WHAT TO PRODUCE: Restate each record below word for word, skipping images.

RECORDS FOR THE EXERCISE:
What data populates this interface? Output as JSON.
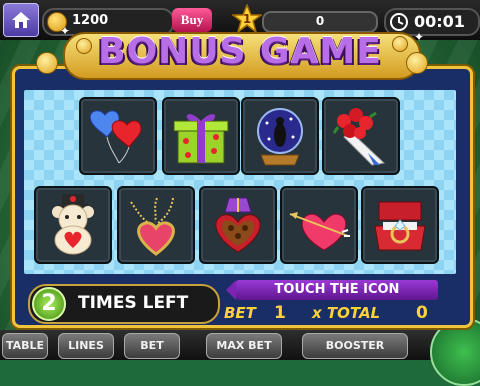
{
  "top_bar": {
    "coins": "1200",
    "buy_label": "Buy",
    "level": "1",
    "xp": "0",
    "timer": "00:01"
  },
  "bonus": {
    "title": "BONUS GAME",
    "cards": [
      {
        "icon": "balloon-hearts-icon"
      },
      {
        "icon": "gift-box-icon"
      },
      {
        "icon": "snow-globe-icon"
      },
      {
        "icon": "rose-bouquet-icon"
      },
      {
        "icon": "teddy-bear-icon"
      },
      {
        "icon": "heart-necklace-icon"
      },
      {
        "icon": "chocolate-box-icon"
      },
      {
        "icon": "arrow-heart-icon"
      },
      {
        "icon": "ring-box-icon"
      }
    ],
    "times_left_count": "2",
    "times_left_label": "TIMES LEFT",
    "instruction": "TOUCH THE ICON",
    "bet_label": "BET",
    "bet_value": "1",
    "total_label": "x TOTAL",
    "total_value": "0"
  },
  "bottom_bar": {
    "buttons": [
      "TABLE",
      "LINES",
      "BET",
      "MAX BET",
      "BOOSTER"
    ]
  },
  "colors": {
    "title_purple": "#b76ee6",
    "frame_gold": "#f2c43a",
    "banner_purple": "#9b39d6",
    "bet_yellow": "#ffd23a",
    "grid_blue": "#8fd3f2"
  }
}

EXERCISE SOLUTION:
What data populates this interface? Output as JSON.
{
  "top_bar": {
    "coins": "1200",
    "buy_label": "Buy",
    "level": "1",
    "xp": "0",
    "timer": "00:01"
  },
  "bonus": {
    "title": "BONUS GAME",
    "cards": [
      {
        "icon": "balloon-hearts-icon"
      },
      {
        "icon": "gift-box-icon"
      },
      {
        "icon": "snow-globe-icon"
      },
      {
        "icon": "rose-bouquet-icon"
      },
      {
        "icon": "teddy-bear-icon"
      },
      {
        "icon": "heart-necklace-icon"
      },
      {
        "icon": "chocolate-box-icon"
      },
      {
        "icon": "arrow-heart-icon"
      },
      {
        "icon": "ring-box-icon"
      }
    ],
    "times_left_count": "2",
    "times_left_label": "TIMES LEFT",
    "instruction": "TOUCH THE ICON",
    "bet_label": "BET",
    "bet_value": "1",
    "total_label": "x TOTAL",
    "total_value": "0"
  },
  "bottom_bar": {
    "buttons": [
      "TABLE",
      "LINES",
      "BET",
      "MAX BET",
      "BOOSTER"
    ]
  },
  "colors": {
    "title_purple": "#b76ee6",
    "frame_gold": "#f2c43a",
    "banner_purple": "#9b39d6",
    "bet_yellow": "#ffd23a",
    "grid_blue": "#8fd3f2"
  }
}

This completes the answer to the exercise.